[Task material]
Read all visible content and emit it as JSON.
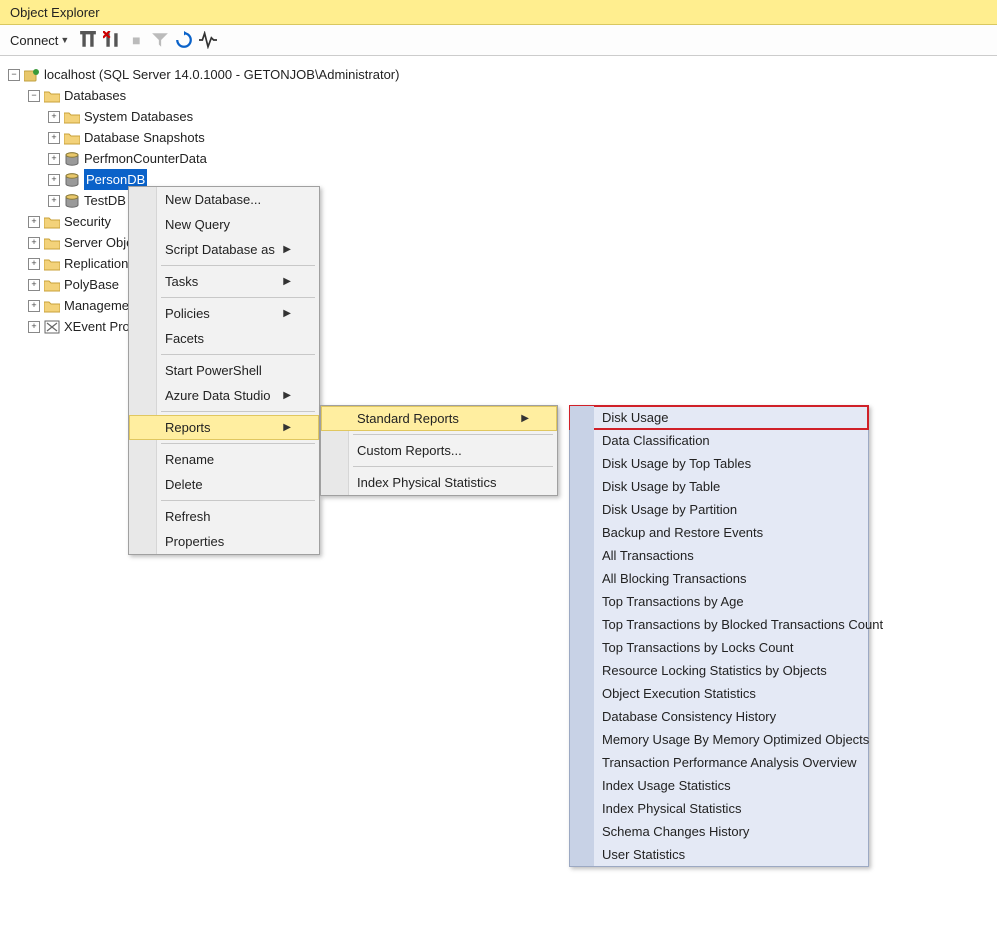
{
  "window": {
    "title": "Object Explorer"
  },
  "toolbar": {
    "connect": "Connect"
  },
  "tree": {
    "root": "localhost (SQL Server 14.0.1000 - GETONJOB\\Administrator)",
    "databases": "Databases",
    "sysdb": "System Databases",
    "snapshots": "Database Snapshots",
    "perfmon": "PerfmonCounterData",
    "persondb": "PersonDB",
    "testdb": "TestDB",
    "security": "Security",
    "serverobj": "Server Objects",
    "replication": "Replication",
    "polybase": "PolyBase",
    "management": "Management",
    "xevent": "XEvent Profiler"
  },
  "contextMenu": {
    "newdb": "New Database...",
    "newq": "New Query",
    "script": "Script Database as",
    "tasks": "Tasks",
    "policies": "Policies",
    "facets": "Facets",
    "powershell": "Start PowerShell",
    "azure": "Azure Data Studio",
    "reports": "Reports",
    "rename": "Rename",
    "delete": "Delete",
    "refresh": "Refresh",
    "properties": "Properties"
  },
  "reportsSub": {
    "standard": "Standard Reports",
    "custom": "Custom Reports...",
    "indexphys": "Index Physical Statistics"
  },
  "standardReports": {
    "disk_usage": "Disk Usage",
    "data_class": "Data Classification",
    "disk_top": "Disk Usage by Top Tables",
    "disk_table": "Disk Usage by Table",
    "disk_part": "Disk Usage by Partition",
    "backup": "Backup and Restore Events",
    "all_tx": "All Transactions",
    "all_block": "All Blocking Transactions",
    "tx_age": "Top Transactions by Age",
    "tx_block": "Top Transactions by Blocked Transactions Count",
    "tx_locks": "Top Transactions by Locks Count",
    "res_lock": "Resource Locking Statistics by Objects",
    "obj_exec": "Object Execution Statistics",
    "db_consist": "Database Consistency History",
    "mem_opt": "Memory Usage By Memory Optimized Objects",
    "tx_perf": "Transaction Performance Analysis Overview",
    "idx_usage": "Index Usage Statistics",
    "idx_phys": "Index Physical Statistics",
    "schema": "Schema Changes History",
    "user_stats": "User Statistics"
  }
}
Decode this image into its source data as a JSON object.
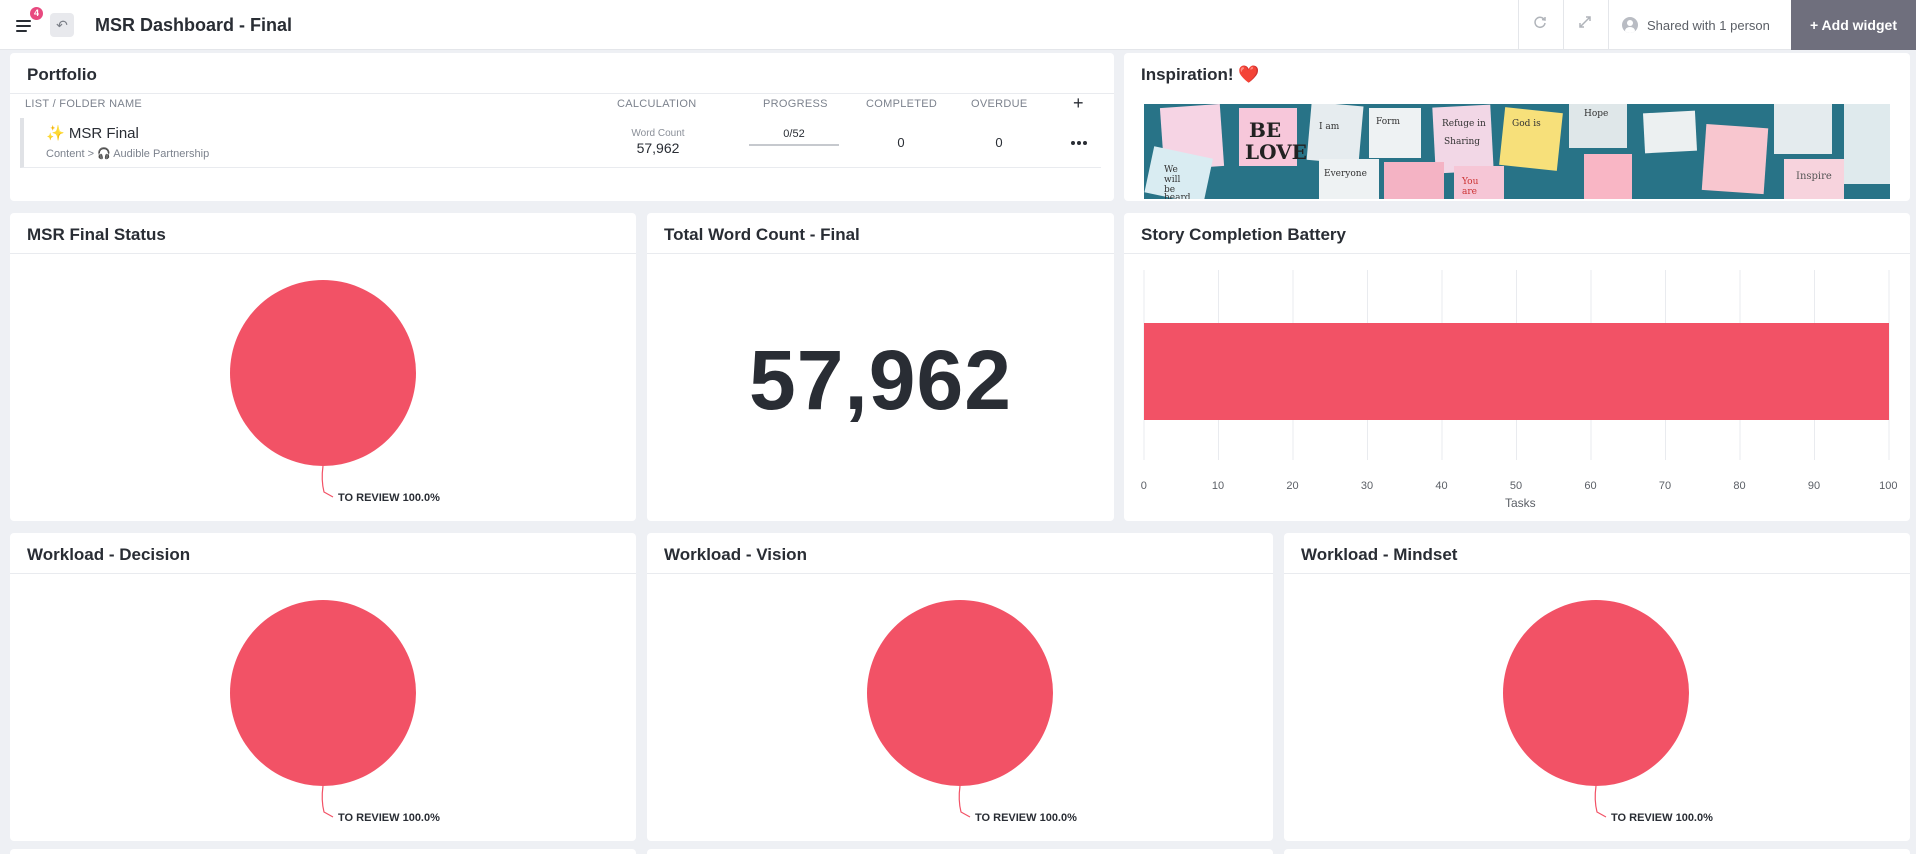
{
  "header": {
    "title": "MSR Dashboard - Final",
    "notification_count": "4",
    "shared_label": "Shared with 1 person",
    "add_widget_label": "+ Add widget"
  },
  "portfolio": {
    "title": "Portfolio",
    "columns": {
      "name": "LIST / FOLDER NAME",
      "calculation": "CALCULATION",
      "progress": "PROGRESS",
      "completed": "COMPLETED",
      "overdue": "OVERDUE"
    },
    "add_symbol": "+",
    "rows": [
      {
        "name": "✨ MSR Final",
        "path": "Content > 🎧 Audible Partnership",
        "calc_label": "Word Count",
        "calc_value": "57,962",
        "progress": "0/52",
        "completed": "0",
        "overdue": "0"
      }
    ]
  },
  "inspiration": {
    "title": "Inspiration! ❤️",
    "notes": [
      "BE",
      "LOVE",
      "I am",
      "Form",
      "Refuge in",
      "Sharing",
      "God is",
      "Hope",
      "We",
      "will",
      "be",
      "heard",
      "Everyone",
      "You",
      "are",
      "Inspire"
    ]
  },
  "msr_final_status": {
    "title": "MSR Final Status",
    "slice_label": "TO REVIEW 100.0%"
  },
  "total_word_count": {
    "title": "Total Word Count - Final",
    "value": "57,962"
  },
  "battery": {
    "title": "Story Completion Battery",
    "axis_label": "Tasks",
    "ticks": [
      "0",
      "10",
      "20",
      "30",
      "40",
      "50",
      "60",
      "70",
      "80",
      "90",
      "100"
    ]
  },
  "workload_decision": {
    "title": "Workload - Decision",
    "slice_label": "TO REVIEW 100.0%"
  },
  "workload_vision": {
    "title": "Workload - Vision",
    "slice_label": "TO REVIEW 100.0%"
  },
  "workload_mindset": {
    "title": "Workload - Mindset",
    "slice_label": "TO REVIEW 100.0%"
  },
  "colors": {
    "accent": "#f25266",
    "header_button": "#6f6f7d",
    "notification": "#e8497f"
  },
  "icons": {
    "menu": "menu-icon",
    "back": "back-arrow-icon",
    "refresh": "refresh-icon",
    "expand": "expand-icon",
    "user": "user-icon",
    "more": "more-dots-icon"
  },
  "chart_data": [
    {
      "type": "pie",
      "title": "MSR Final Status",
      "slices": [
        {
          "label": "TO REVIEW",
          "value": 100.0
        }
      ]
    },
    {
      "type": "bar",
      "title": "Story Completion Battery",
      "orientation": "horizontal",
      "xlabel": "Tasks",
      "xlim": [
        0,
        100
      ],
      "values": [
        100
      ],
      "grid": true
    },
    {
      "type": "pie",
      "title": "Workload - Decision",
      "slices": [
        {
          "label": "TO REVIEW",
          "value": 100.0
        }
      ]
    },
    {
      "type": "pie",
      "title": "Workload - Vision",
      "slices": [
        {
          "label": "TO REVIEW",
          "value": 100.0
        }
      ]
    },
    {
      "type": "pie",
      "title": "Workload - Mindset",
      "slices": [
        {
          "label": "TO REVIEW",
          "value": 100.0
        }
      ]
    }
  ]
}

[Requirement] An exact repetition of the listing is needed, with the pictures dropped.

[Output of the task]
Read all visible content and emit it as JSON.
{
  "window": {
    "title": "Object Explorer"
  },
  "toolbar": {
    "connect": "Connect"
  },
  "tree": {
    "root": "localhost (SQL Server 14.0.1000 - GETONJOB\\Administrator)",
    "databases": "Databases",
    "sysdb": "System Databases",
    "snapshots": "Database Snapshots",
    "perfmon": "PerfmonCounterData",
    "persondb": "PersonDB",
    "testdb": "TestDB",
    "security": "Security",
    "serverobj": "Server Objects",
    "replication": "Replication",
    "polybase": "PolyBase",
    "management": "Management",
    "xevent": "XEvent Profiler"
  },
  "contextMenu": {
    "newdb": "New Database...",
    "newq": "New Query",
    "script": "Script Database as",
    "tasks": "Tasks",
    "policies": "Policies",
    "facets": "Facets",
    "powershell": "Start PowerShell",
    "azure": "Azure Data Studio",
    "reports": "Reports",
    "rename": "Rename",
    "delete": "Delete",
    "refresh": "Refresh",
    "properties": "Properties"
  },
  "reportsSub": {
    "standard": "Standard Reports",
    "custom": "Custom Reports...",
    "indexphys": "Index Physical Statistics"
  },
  "standardReports": {
    "disk_usage": "Disk Usage",
    "data_class": "Data Classification",
    "disk_top": "Disk Usage by Top Tables",
    "disk_table": "Disk Usage by Table",
    "disk_part": "Disk Usage by Partition",
    "backup": "Backup and Restore Events",
    "all_tx": "All Transactions",
    "all_block": "All Blocking Transactions",
    "tx_age": "Top Transactions by Age",
    "tx_block": "Top Transactions by Blocked Transactions Count",
    "tx_locks": "Top Transactions by Locks Count",
    "res_lock": "Resource Locking Statistics by Objects",
    "obj_exec": "Object Execution Statistics",
    "db_consist": "Database Consistency History",
    "mem_opt": "Memory Usage By Memory Optimized Objects",
    "tx_perf": "Transaction Performance Analysis Overview",
    "idx_usage": "Index Usage Statistics",
    "idx_phys": "Index Physical Statistics",
    "schema": "Schema Changes History",
    "user_stats": "User Statistics"
  }
}
Decode this image into its source data as a JSON object.
{
  "header": {
    "title": "MSR Dashboard - Final",
    "notification_count": "4",
    "shared_label": "Shared with 1 person",
    "add_widget_label": "+ Add widget"
  },
  "portfolio": {
    "title": "Portfolio",
    "columns": {
      "name": "LIST / FOLDER NAME",
      "calculation": "CALCULATION",
      "progress": "PROGRESS",
      "completed": "COMPLETED",
      "overdue": "OVERDUE"
    },
    "add_symbol": "+",
    "rows": [
      {
        "name": "✨ MSR Final",
        "path": "Content > 🎧 Audible Partnership",
        "calc_label": "Word Count",
        "calc_value": "57,962",
        "progress": "0/52",
        "completed": "0",
        "overdue": "0"
      }
    ]
  },
  "inspiration": {
    "title": "Inspiration! ❤️",
    "notes": [
      "BE",
      "LOVE",
      "I am",
      "Form",
      "Refuge in",
      "Sharing",
      "God is",
      "Hope",
      "We",
      "will",
      "be",
      "heard",
      "Everyone",
      "You",
      "are",
      "Inspire"
    ]
  },
  "msr_final_status": {
    "title": "MSR Final Status",
    "slice_label": "TO REVIEW 100.0%"
  },
  "total_word_count": {
    "title": "Total Word Count - Final",
    "value": "57,962"
  },
  "battery": {
    "title": "Story Completion Battery",
    "axis_label": "Tasks",
    "ticks": [
      "0",
      "10",
      "20",
      "30",
      "40",
      "50",
      "60",
      "70",
      "80",
      "90",
      "100"
    ]
  },
  "workload_decision": {
    "title": "Workload - Decision",
    "slice_label": "TO REVIEW 100.0%"
  },
  "workload_vision": {
    "title": "Workload - Vision",
    "slice_label": "TO REVIEW 100.0%"
  },
  "workload_mindset": {
    "title": "Workload - Mindset",
    "slice_label": "TO REVIEW 100.0%"
  },
  "colors": {
    "accent": "#f25266",
    "header_button": "#6f6f7d",
    "notification": "#e8497f"
  },
  "icons": {
    "menu": "menu-icon",
    "back": "back-arrow-icon",
    "refresh": "refresh-icon",
    "expand": "expand-icon",
    "user": "user-icon",
    "more": "more-dots-icon"
  },
  "chart_data": [
    {
      "type": "pie",
      "title": "MSR Final Status",
      "slices": [
        {
          "label": "TO REVIEW",
          "value": 100.0
        }
      ]
    },
    {
      "type": "bar",
      "title": "Story Completion Battery",
      "orientation": "horizontal",
      "xlabel": "Tasks",
      "xlim": [
        0,
        100
      ],
      "values": [
        100
      ],
      "grid": true
    },
    {
      "type": "pie",
      "title": "Workload - Decision",
      "slices": [
        {
          "label": "TO REVIEW",
          "value": 100.0
        }
      ]
    },
    {
      "type": "pie",
      "title": "Workload - Vision",
      "slices": [
        {
          "label": "TO REVIEW",
          "value": 100.0
        }
      ]
    },
    {
      "type": "pie",
      "title": "Workload - Mindset",
      "slices": [
        {
          "label": "TO REVIEW",
          "value": 100.0
        }
      ]
    }
  ]
}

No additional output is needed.